Institutions | University of Southern California |

Thesis | Number-Theoretic Aspects of Computational Complexity (1976) |

Doctoral advisor | Manuel Blum |

**Leonard Adleman** (born December 31, 1945) is an American computer scientist. He is one of the creators of the RSA encryption algorithm, for which he received the 2002 Turing Award.^{[1]} He is also known for the creation of the field of DNA computing.

Leonard M. Adleman was born to a Jewish^{[2]} family in California. His family had originally immigrated to the United States from modern-day Belarus, from the Minsk area.^{[2]} He grew up in San Francisco and attended the University of California, Berkeley, where he received his B.A. degree in mathematics in 1968 and his Ph.D. degree in EECS in 1976.^{[1]}^{[3]} He was also the mathematical consultant on the movie *Sneakers*.^{[4]} In 1996, he became a member of the National Academy of Engineering^{[5]} for contributions to the theory of computation and cryptography. He is also a member of the National Academy of Sciences.^{[6]}

Adleman is also an amateur boxer and has sparred with James Toney.^{[7]}

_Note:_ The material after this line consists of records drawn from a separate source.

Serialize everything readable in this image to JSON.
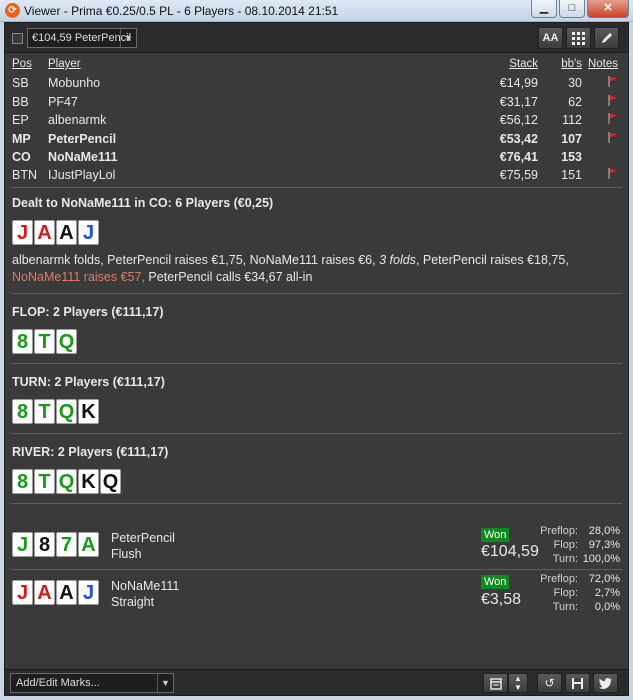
{
  "window": {
    "title": "Viewer - Prima €0.25/0.5 PL - 6 Players - 08.10.2014 21:51",
    "icon": "app-logo-icon",
    "buttons": [
      "minimize-icon",
      "maximize-icon",
      "close-icon"
    ]
  },
  "toolbar": {
    "hero_select": "€104,59 PeterPencil",
    "font_button": "AA",
    "icons": [
      "font-size-icon",
      "grid-icon",
      "edit-icon"
    ]
  },
  "players": {
    "headers": {
      "pos": "Pos",
      "player": "Player",
      "stack": "Stack",
      "bbs": "bb's",
      "notes": "Notes"
    },
    "rows": [
      {
        "pos": "SB",
        "player": "Mobunho",
        "stack": "€14,99",
        "bbs": "30",
        "flag": true,
        "bold": false
      },
      {
        "pos": "BB",
        "player": "PF47",
        "stack": "€31,17",
        "bbs": "62",
        "flag": true,
        "bold": false
      },
      {
        "pos": "EP",
        "player": "albenarmk",
        "stack": "€56,12",
        "bbs": "112",
        "flag": true,
        "bold": false
      },
      {
        "pos": "MP",
        "player": "PeterPencil",
        "stack": "€53,42",
        "bbs": "107",
        "flag": true,
        "bold": true
      },
      {
        "pos": "CO",
        "player": "NoNaMe111",
        "stack": "€76,41",
        "bbs": "153",
        "flag": false,
        "bold": true
      },
      {
        "pos": "BTN",
        "player": "IJustPlayLol",
        "stack": "€75,59",
        "bbs": "151",
        "flag": true,
        "bold": false
      }
    ],
    "flag_color": "#d9261c"
  },
  "preflop": {
    "title": "Dealt to NoNaMe111 in CO: 6 Players (€0,25)",
    "cards": [
      {
        "rank": "J",
        "suit": "h"
      },
      {
        "rank": "A",
        "suit": "h"
      },
      {
        "rank": "A",
        "suit": "s"
      },
      {
        "rank": "J",
        "suit": "d"
      }
    ],
    "actions_1": "albenarmk folds, PeterPencil raises €1,75, NoNaMe111 raises €6, ",
    "actions_folds": "3 folds",
    "actions_2": ", PeterPencil raises €18,75,",
    "actions_hero": "NoNaMe111 raises €57,",
    "actions_3": " PeterPencil calls €34,67 all-in"
  },
  "flop": {
    "title": "FLOP: 2 Players (€111,17)",
    "cards": [
      {
        "rank": "8",
        "suit": "c"
      },
      {
        "rank": "T",
        "suit": "c"
      },
      {
        "rank": "Q",
        "suit": "c"
      }
    ]
  },
  "turn": {
    "title": "TURN: 2 Players (€111,17)",
    "cards": [
      {
        "rank": "8",
        "suit": "c"
      },
      {
        "rank": "T",
        "suit": "c"
      },
      {
        "rank": "Q",
        "suit": "c"
      },
      {
        "rank": "K",
        "suit": "s"
      }
    ]
  },
  "river": {
    "title": "RIVER: 2 Players (€111,17)",
    "cards": [
      {
        "rank": "8",
        "suit": "c"
      },
      {
        "rank": "T",
        "suit": "c"
      },
      {
        "rank": "Q",
        "suit": "c"
      },
      {
        "rank": "K",
        "suit": "s"
      },
      {
        "rank": "Q",
        "suit": "s"
      }
    ]
  },
  "showdown": [
    {
      "player": "PeterPencil",
      "hand": "Flush",
      "cards": [
        {
          "rank": "J",
          "suit": "c"
        },
        {
          "rank": "8",
          "suit": "s"
        },
        {
          "rank": "7",
          "suit": "c"
        },
        {
          "rank": "A",
          "suit": "c"
        }
      ],
      "won_label": "Won",
      "amount": "€104,59",
      "equity": [
        {
          "label": "Preflop:",
          "value": "28,0%"
        },
        {
          "label": "Flop:",
          "value": "97,3%"
        },
        {
          "label": "Turn:",
          "value": "100,0%"
        }
      ]
    },
    {
      "player": "NoNaMe111",
      "hand": "Straight",
      "cards": [
        {
          "rank": "J",
          "suit": "h"
        },
        {
          "rank": "A",
          "suit": "h"
        },
        {
          "rank": "A",
          "suit": "s"
        },
        {
          "rank": "J",
          "suit": "d"
        }
      ],
      "won_label": "Won",
      "amount": "€3,58",
      "equity": [
        {
          "label": "Preflop:",
          "value": "72,0%"
        },
        {
          "label": "Flop:",
          "value": "2,7%"
        },
        {
          "label": "Turn:",
          "value": "0,0%"
        }
      ]
    }
  ],
  "bottom": {
    "marks_label": "Add/Edit Marks...",
    "icons": [
      "calendar-icon",
      "spinner-arrows-icon",
      "refresh-icon",
      "save-icon",
      "twitter-icon"
    ]
  },
  "colors": {
    "won_badge": "#0e8a1f",
    "hearts": "#d11b1b",
    "clubs": "#1a9a1a",
    "diamonds": "#1c4fd6",
    "spades": "#111111"
  }
}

In 1994, his paper *Molecular Computation of Solutions To Combinatorial Problems* described the experimental use of DNA as a computational system.^{[8]} In it, he solved a seven-node instance of the Hamiltonian Graph problem, an NP-complete problem similar to the travelling salesman problem. While the solution to a seven-node instance is trivial, this paper is the first known instance of the successful use of DNA to compute an algorithm. DNA computing has been shown to have potential as a means to solve several other large-scale combinatorial search problems.^{[9]} Adleman is widely referred to as the Father of DNA Computing.^{[10]}

In 2002, he and his research group managed to solve a 'nontrivial' problem using DNA computation.^{[citation needed]} Specifically, they solved a 20-variable SAT problem having more than 1 million potential solutions. They did it in a manner similar to the one Adleman used in his seminal 1994 paper. First, a mixture of DNA strands logically representative of the problem's solution space was synthesized. This mixture was then operated upon algorithmically using biochemical techniques to winnow out the 'incorrect' strands, leaving behind only those strands that 'satisfied' the problem. Analysis of the nucleotide sequence of these remaining strands revealed 'correct' solutions to the original problem.^{[1]}

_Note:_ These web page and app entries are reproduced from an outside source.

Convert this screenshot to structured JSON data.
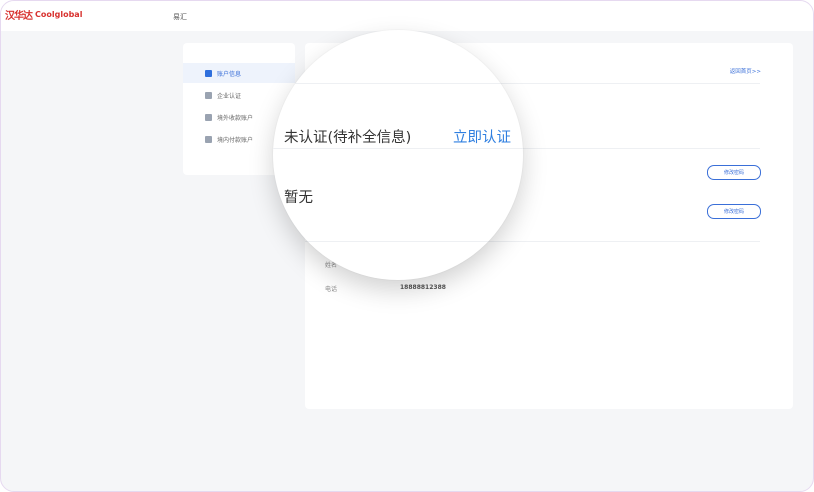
{
  "brand": {
    "mark": "汉华达",
    "name": "Coolglobal"
  },
  "topnav": {
    "item": "易汇"
  },
  "sidebar": {
    "items": [
      {
        "label": "账户信息",
        "active": true
      },
      {
        "label": "企业认证",
        "active": false
      },
      {
        "label": "境外收款账户",
        "active": false
      },
      {
        "label": "境内付款账户",
        "active": false
      }
    ]
  },
  "main": {
    "back_link": "返回首页>>",
    "buttons": [
      "修改密码",
      "修改密码"
    ],
    "info": [
      {
        "label": "姓名",
        "value": ""
      },
      {
        "label": "电话",
        "value": "18888812388"
      }
    ]
  },
  "magnifier": {
    "status": "未认证(待补全信息)",
    "action": "立即认证",
    "empty": "暂无"
  },
  "colors": {
    "accent": "#2f7fe0",
    "brand": "#d8322f",
    "bg": "#f5f6f8"
  }
}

He is one of the original discoverers of the Adleman–Pomerance–Rumely primality test.^{[11]}^{[12]}

Fred Cohen, in his 1984 paper, *Experiments with Computer Viruses* credited Adleman with coining the term "computer virus".^{[13]}

As of 2017, Adleman is working on the mathematical theory of Strata. He is a Computer Science professor at the University of Southern California.^{[14]}

For his contribution to the invention of the RSA cryptosystem, Adleman, along with Ron Rivest and Adi Shamir, has been a recipient of the 1996 Paris Kanellakis Theory and Practice Award and the 2002 Turing Award, often called the Nobel Prize of Computer Science.^{[1]} Adleman was elected a Fellow of the American Academy of Arts and Sciences in 2006^{[15]} and a 2021 ACM Fellow.^{[16]}